The Master On Keys – Lucila PachecoKunal Desai
- Kunal Desai | firstname.lastname@example.org
“A girl should be two things: Who and what she wants.” Said, Coco Chanel. Perhaps the very basic need of any human is its identity and for a woman in a field dominated by men is nothing but her identity. Film Music is also one such domain wherein conventionally, most men have worked as musicians. Though there were many playback singers right from Amirbai Karnataki, Shamshad Begum, and Lata Mangeshkar to Alka Yagnik and Shreya Ghoshal and composers like Saraswati Devi and Usha Khanna, musicians seldom had lady comrades sharing recording studio space with them. In this galaxy of musicians, there had been a master on keys whose work does need a mention today. She was Lucila Pacheco.
Even though we are fascinated by our films and their charisma over generations, we have missed chronicling the works of musicians who contributed to the making of legendary compositions. Tales and trivia have been passed on the mouth to mouth about them in bits and pieces and in that process, these two names have totally been forgotten. So, this is an attempt to scratch the surface of time and discover the stories about these two ladies who played their instruments in those songs which are immortal today.
By the late ’40s when the world was recovering from the fatigue and farce of the Second World War, a young couple landed on the docks of Bombay from Ceylon. They both were musicians and had a rich legacy behind their names. George Pacheco was a Saxophonist and his wife Lucila was Pianist as well as Saxophonist. Both had come to Bombay to try their luck on the rising scene of Jazz Music. Lucila passed the exams of Trinity College and Royal School of Music, London as a Pianist and began working as an accompanying musician in Metro Theatre and as a Piano demonstrator in L. M. Furtado & Co. music stores. She also started giving Piano lessons.
Soon the time came when she was invited to be part of Mickey Correa’s band which was a brooding ground for swing musicians. She played under the leadership of Ken Mac and Chic Chocolate. Both of them were the top-dollar jazz musicians of their time. By the end of the ’40s, Lucila was a regular at Bombay Film Studios for recording under arranger Anthony Gonsalves.

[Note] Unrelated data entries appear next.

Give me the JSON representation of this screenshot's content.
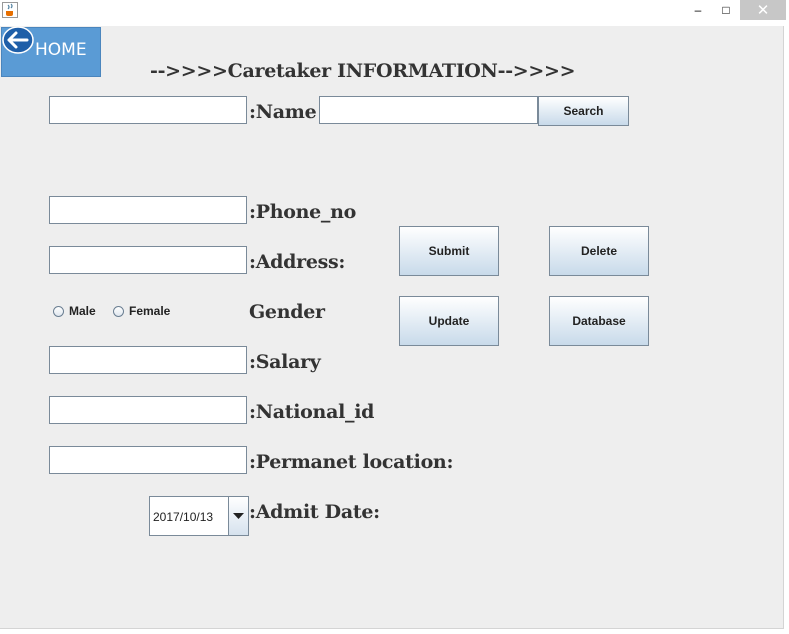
{
  "window": {
    "app_icon": "java-cup-icon",
    "minimize_glyph": "–",
    "maximize_glyph": "□",
    "close_glyph": "✕"
  },
  "home_button": {
    "label": "HOME",
    "icon": "back-arrow-icon"
  },
  "title": "-->>>>Caretaker INFORMATION-->>>>",
  "form": {
    "name_label": ":Name",
    "phone_label": ":Phone_no",
    "address_label": ":Address:",
    "gender_label": "Gender",
    "gender_options": [
      "Male",
      "Female"
    ],
    "salary_label": ":Salary",
    "national_id_label": ":National_id",
    "permanent_location_label": ":Permanet location:",
    "admit_date_label": ":Admit Date:",
    "admit_date_value": "2017/10/13"
  },
  "search_button": "Search",
  "actions": {
    "submit": "Submit",
    "delete": "Delete",
    "update": "Update",
    "database": "Database"
  },
  "colors": {
    "home_bg": "#5a9bd5",
    "button_gradient_bottom": "#c8daea",
    "panel_bg": "#eeeeee"
  }
}
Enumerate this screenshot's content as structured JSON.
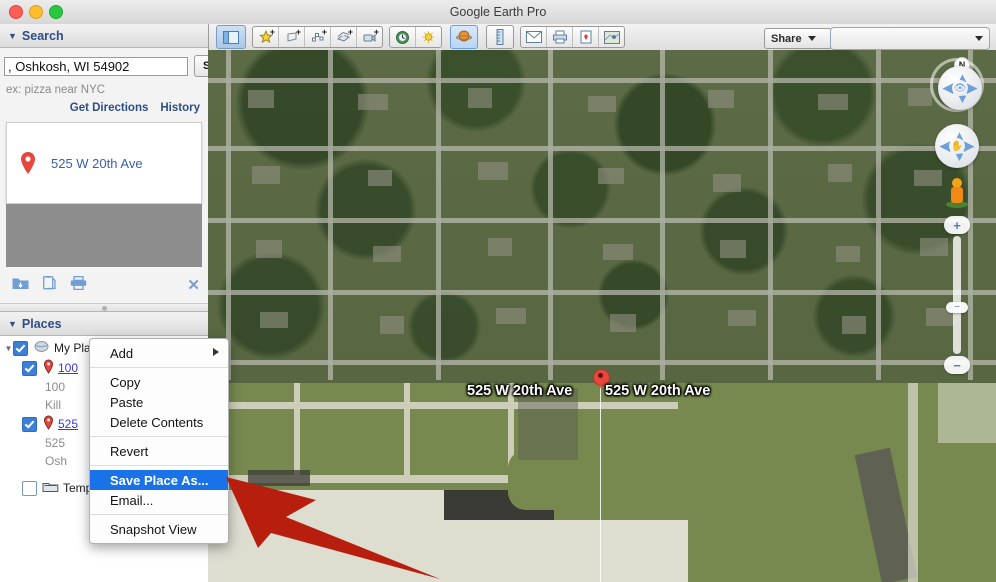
{
  "window": {
    "title": "Google Earth Pro",
    "controls": [
      "close",
      "minimize",
      "maximize"
    ]
  },
  "toolbar": {
    "sidebar_toggle_icon": "sidebar-toggle-icon",
    "groups": [
      {
        "name": "add-tools",
        "buttons": [
          {
            "icon": "add-placemark-icon",
            "badge": "+"
          },
          {
            "icon": "add-polygon-icon",
            "badge": "+"
          },
          {
            "icon": "add-path-icon",
            "badge": "+"
          },
          {
            "icon": "add-image-overlay-icon",
            "badge": "+"
          },
          {
            "icon": "record-tour-icon",
            "badge": "+"
          }
        ]
      },
      {
        "name": "time-tools",
        "buttons": [
          {
            "icon": "historical-imagery-clock-icon",
            "badge": ""
          },
          {
            "icon": "sunlight-icon",
            "badge": ""
          }
        ]
      }
    ],
    "planet_icon": "planet-globe-icon",
    "ruler_icon": "ruler-icon",
    "email_icon": "email-icon",
    "print_icon": "print-icon",
    "save_image_icon": "save-image-icon",
    "view_in_maps_icon": "view-in-google-maps-icon",
    "share_label": "Share",
    "layer_combo_value": ""
  },
  "search_panel": {
    "header": "Search",
    "input_value": ", Oshkosh, WI 54902",
    "input_placeholder": "",
    "search_button": "Search",
    "hint": "ex: pizza near NYC",
    "get_directions": "Get Directions",
    "history": "History",
    "result": {
      "pin_icon": "map-pin-icon",
      "label": "525 W 20th Ave"
    },
    "tools": [
      {
        "icon": "save-to-folder-icon"
      },
      {
        "icon": "copy-icon"
      },
      {
        "icon": "print-icon"
      }
    ],
    "close_icon": "close-icon"
  },
  "places_panel": {
    "header": "Places",
    "items": [
      {
        "label": "My Places",
        "icon": "my-places-icon",
        "checked": true,
        "expanded": true,
        "indent": 0,
        "link": false
      },
      {
        "label": "100",
        "icon": "placemark-pin-icon",
        "checked": true,
        "indent": 1,
        "link": true
      },
      {
        "label": "100",
        "icon": "",
        "indent": 2,
        "sub": true
      },
      {
        "label": "Kill",
        "icon": "",
        "indent": 2,
        "sub": true
      },
      {
        "label": "525",
        "icon": "placemark-pin-icon",
        "checked": true,
        "indent": 1,
        "link": true
      },
      {
        "label": "525",
        "icon": "",
        "indent": 2,
        "sub": true
      },
      {
        "label": "Osh",
        "icon": "",
        "indent": 2,
        "sub": true
      },
      {
        "label": "Temp",
        "icon": "temporary-places-folder-icon",
        "checked": false,
        "indent": 0,
        "link": false
      }
    ]
  },
  "context_menu": {
    "items": [
      {
        "label": "Add",
        "submenu": true,
        "selected": false
      },
      {
        "separator": true
      },
      {
        "label": "Copy",
        "selected": false
      },
      {
        "label": "Paste",
        "selected": false
      },
      {
        "label": "Delete Contents",
        "selected": false
      },
      {
        "separator": true
      },
      {
        "label": "Revert",
        "selected": false
      },
      {
        "separator": true
      },
      {
        "label": "Save Place As...",
        "selected": true
      },
      {
        "label": "Email...",
        "selected": false
      },
      {
        "separator": true
      },
      {
        "label": "Snapshot View",
        "selected": false
      }
    ],
    "highlight_color": "#1a72e8"
  },
  "map": {
    "labels": [
      {
        "text": "525 W 20th Ave",
        "position": "left-of-pin"
      },
      {
        "text": "525 W 20th Ave",
        "position": "right-of-pin"
      }
    ],
    "placemark_icon": "map-pin-icon",
    "navigation": {
      "north_label": "N",
      "look_joystick_icon": "eye-icon",
      "move_joystick_icon": "hand-icon",
      "street_view_icon": "pegman-icon",
      "zoom_in_label": "+",
      "zoom_out_label": "−",
      "zoom_thumb_label": "−"
    }
  },
  "annotation": {
    "arrow_color": "#b81e0e",
    "name": "red-pointer-arrow"
  }
}
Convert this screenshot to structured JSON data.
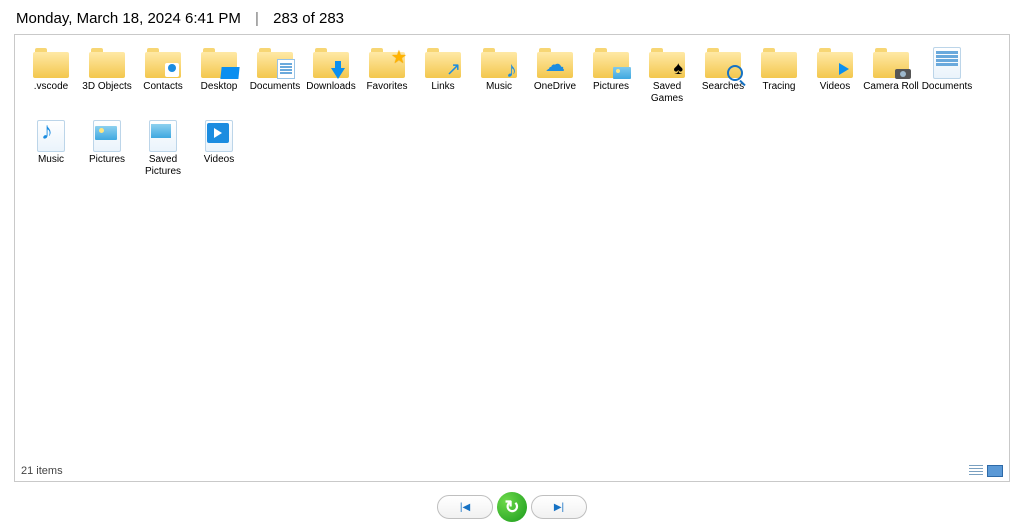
{
  "header": {
    "timestamp": "Monday, March 18, 2024 6:41 PM",
    "counter": "283 of 283"
  },
  "items": [
    {
      "label": ".vscode",
      "type": "folder"
    },
    {
      "label": "3D Objects",
      "type": "folder"
    },
    {
      "label": "Contacts",
      "type": "folder",
      "ov": "contacts"
    },
    {
      "label": "Desktop",
      "type": "folder",
      "ov": "desktop"
    },
    {
      "label": "Documents",
      "type": "folder",
      "ov": "docs"
    },
    {
      "label": "Downloads",
      "type": "folder",
      "ov": "down"
    },
    {
      "label": "Favorites",
      "type": "folder",
      "ov": "star",
      "glyph": "★"
    },
    {
      "label": "Links",
      "type": "folder",
      "ov": "links",
      "glyph": "↗"
    },
    {
      "label": "Music",
      "type": "folder",
      "ov": "note",
      "glyph": "♪"
    },
    {
      "label": "OneDrive",
      "type": "folder",
      "ov": "cloud",
      "glyph": "☁"
    },
    {
      "label": "Pictures",
      "type": "folder",
      "ov": "pic"
    },
    {
      "label": "Saved Games",
      "type": "folder",
      "ov": "spade",
      "glyph": "♠"
    },
    {
      "label": "Searches",
      "type": "folder",
      "ov": "mag"
    },
    {
      "label": "Tracing",
      "type": "folder"
    },
    {
      "label": "Videos",
      "type": "folder",
      "ov": "vid"
    },
    {
      "label": "Camera Roll",
      "type": "folder",
      "ov": "cam"
    },
    {
      "label": "Documents",
      "type": "docfile"
    },
    {
      "label": "Music",
      "type": "lib-music"
    },
    {
      "label": "Pictures",
      "type": "lib-pics"
    },
    {
      "label": "Saved Pictures",
      "type": "lib-saved"
    },
    {
      "label": "Videos",
      "type": "lib-vids"
    }
  ],
  "status": "21 items",
  "controls": {
    "prev": "|◀",
    "reload": "↻",
    "next": "▶|"
  }
}
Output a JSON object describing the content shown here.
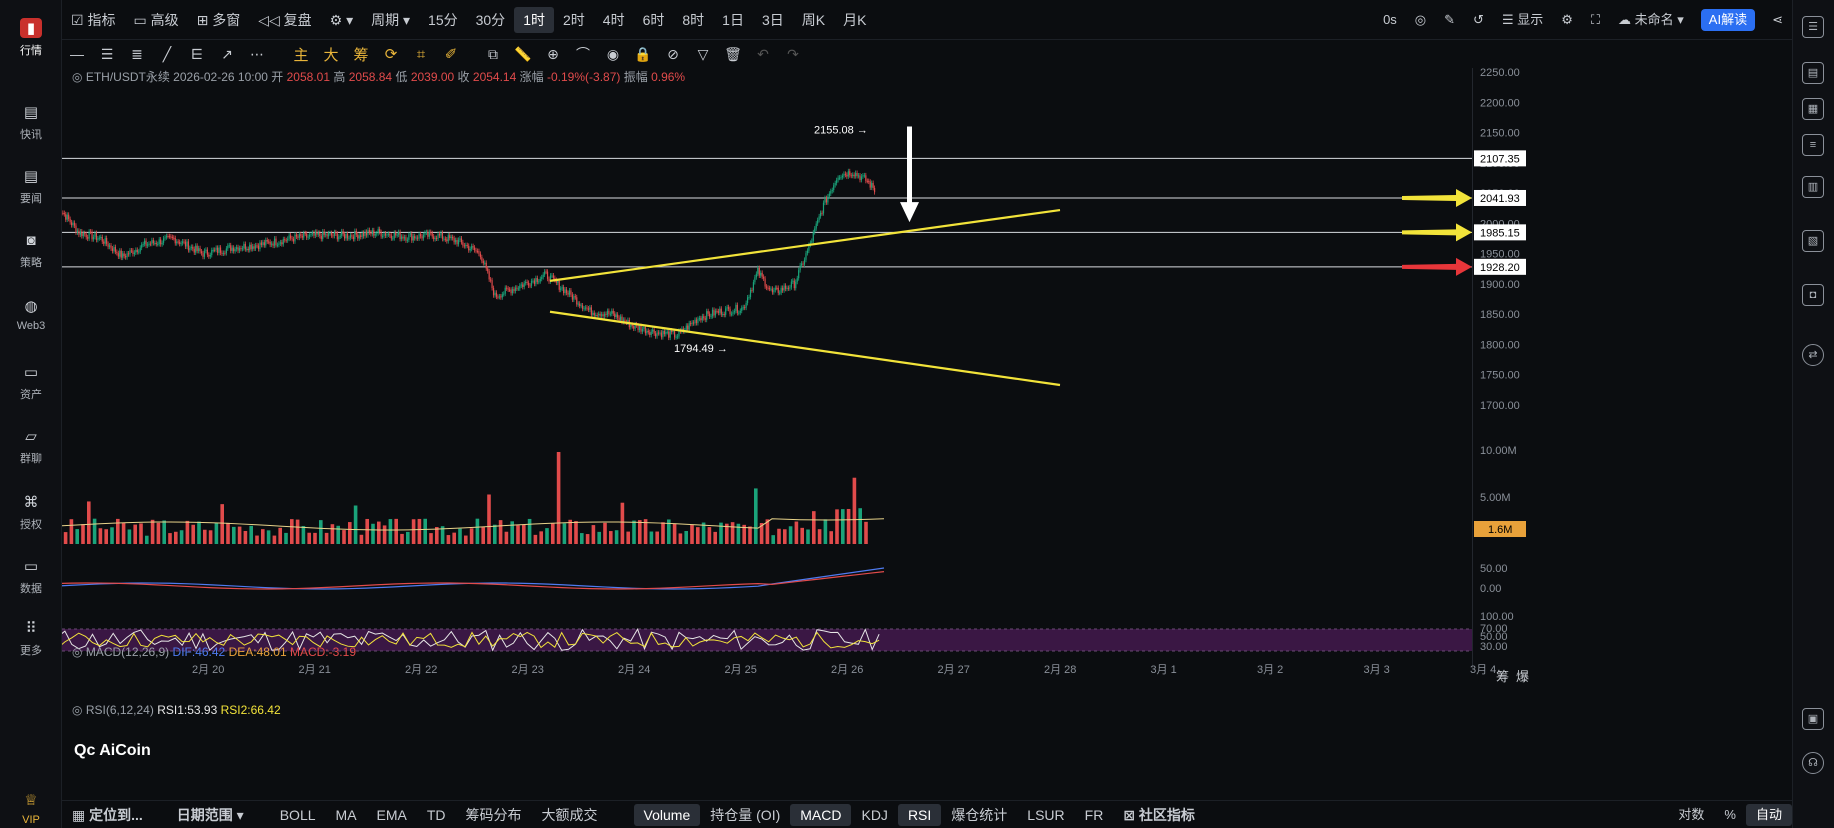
{
  "nav": [
    {
      "label": "行情",
      "icon": "bar-chart-icon"
    },
    {
      "label": "快讯",
      "icon": "news-flash-icon"
    },
    {
      "label": "要闻",
      "icon": "document-icon"
    },
    {
      "label": "策略",
      "icon": "robot-icon"
    },
    {
      "label": "Web3",
      "icon": "globe-icon"
    },
    {
      "label": "资产",
      "icon": "wallet-icon"
    },
    {
      "label": "群聊",
      "icon": "chat-icon"
    },
    {
      "label": "授权",
      "icon": "key-icon"
    },
    {
      "label": "数据",
      "icon": "monitor-icon"
    },
    {
      "label": "更多",
      "icon": "grid-icon"
    }
  ],
  "nav_vip": "VIP",
  "top": {
    "indicator": "指标",
    "advanced": "高级",
    "multi": "多窗",
    "replay": "复盘",
    "period": "周期",
    "intervals": [
      "15分",
      "30分",
      "1时",
      "2时",
      "4时",
      "6时",
      "8时",
      "1日",
      "3日",
      "周K",
      "月K"
    ],
    "selected_interval": "1时",
    "countdown": "0s",
    "display": "显示",
    "unnamed": "未命名",
    "ai": "AI解读"
  },
  "draw_tools": [
    "主",
    "大",
    "筹"
  ],
  "header": {
    "pair": "ETH/USDT永续",
    "time": "2026-02-26 10:00",
    "open_l": "开",
    "open": "2058.01",
    "high_l": "高",
    "high": "2058.84",
    "low_l": "低",
    "low": "2039.00",
    "close_l": "收",
    "close": "2054.14",
    "chg_l": "涨幅",
    "chg": "-0.19%(-3.87)",
    "amp_l": "振幅",
    "amp": "0.96%"
  },
  "price_axis": [
    "2250.00",
    "2200.00",
    "2150.00",
    "2100.00",
    "2050.00",
    "2000.00",
    "1950.00",
    "1900.00",
    "1850.00",
    "1800.00",
    "1750.00",
    "1700.00"
  ],
  "hlines": [
    {
      "price": "2107.35",
      "arrow": "none"
    },
    {
      "price": "2041.93",
      "arrow": "#f2e33a"
    },
    {
      "price": "1985.15",
      "arrow": "#f2e33a"
    },
    {
      "price": "1928.20",
      "arrow": "#e8363a"
    }
  ],
  "annotations": {
    "high": "2155.08 →",
    "low": "1794.49 →"
  },
  "volume_axis": [
    "10.00M",
    "5.00M"
  ],
  "volume_tag": "1.6M",
  "macd": {
    "label": "MACD(12,26,9)",
    "dif": "DIF:46.42",
    "dea": "DEA:48.01",
    "macd": "MACD:-3.19",
    "axis": [
      "50.00",
      "0.00"
    ]
  },
  "rsi": {
    "label": "RSI(6,12,24)",
    "rsi1": "RSI1:53.93",
    "rsi2": "RSI2:66.42",
    "axis": [
      "100.00",
      "70.00",
      "50.00",
      "30.00"
    ]
  },
  "x_axis": [
    "2月 20",
    "2月 21",
    "2月 22",
    "2月 23",
    "2月 24",
    "2月 25",
    "2月 26",
    "2月 27",
    "2月 28",
    "3月 1",
    "3月 2",
    "3月 3",
    "3月 4"
  ],
  "logo": "AiCoin",
  "chip": {
    "a": "筹",
    "b": "爆"
  },
  "bottom": {
    "locate": "定位到...",
    "range": "日期范围",
    "items": [
      "BOLL",
      "MA",
      "EMA",
      "TD",
      "筹码分布",
      "大额成交",
      "Volume",
      "持仓量 (OI)",
      "MACD",
      "KDJ",
      "RSI",
      "爆仓统计",
      "LSUR",
      "FR",
      "社区指标"
    ],
    "log": "对数",
    "pct": "%",
    "auto": "自动"
  },
  "colors": {
    "up": "#1aa37a",
    "down": "#e14b4b",
    "trend": "#f2e33a"
  }
}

It’s only a matter of imagination how could be her experience of working with a men’s orchestra but one factor could have been in her favour. Over almost three decades, from the ’20s to ’60s, Jazz Music in hotels and clubs and eventually Film Music was dominated by Goan musicians. Lucilla, also being Goan by her paternal lineage, would have the camaraderie of her fellow musicians. Although she was a regular Pianist, for the first time in Hindi Film Music, she played the electronic keyboard Solovox. We can listen to the piece played by her on Solovox in two songs distinctly.
Sham E Gham Ki Kasam – Footpath (1953) Singer – Talat Mehmood; Lyricist – Ali Sardar Jafri, Music – Khayyam. The first 17 seconds of intro music or prelude of this song has music played on Solovox by Lucila Pacheco.
Pyar Kiya Toh Darna Kya – Mughal E Aazam (1960) Singers – Lata Mangeshkar and Chorus; Lyrics – Shaqeel Badayuni; Music – Naushad
It’s very heartening to notice how only two seconds music piece can also be so important in the song. Precisely at the 0.42nd second just before Lata Mangeshkar begins singing those immortal lines Pyar Kiya Toh Darna Kya… Lucila Pacheco played that music piece on her Solovox. It’s ingrained in the song like a jewel in the crown.
She also played for the first ever fusion album of Indian and Jazz music Raaga Jazz Style (1968)composed by composer duo Shankar Jaikishan. This was the first album that had the names of all the musicians on its LP Cover. Lucila Pacheco’s name is also mentioned as Pianist. She spent her later years in her Bandra Hill Road residence giving Piano lessons and quietly passed on in 1989.
Really a matter of respect and pride for how she had worked in a male-dominated industry five to six decades ago. Her contribution and skills paved the way for other aspiring female artists.
(Bibliographic References – “A Woman in Man’s World” by Naresh Fernandes, tajmahalfoxtrot.com)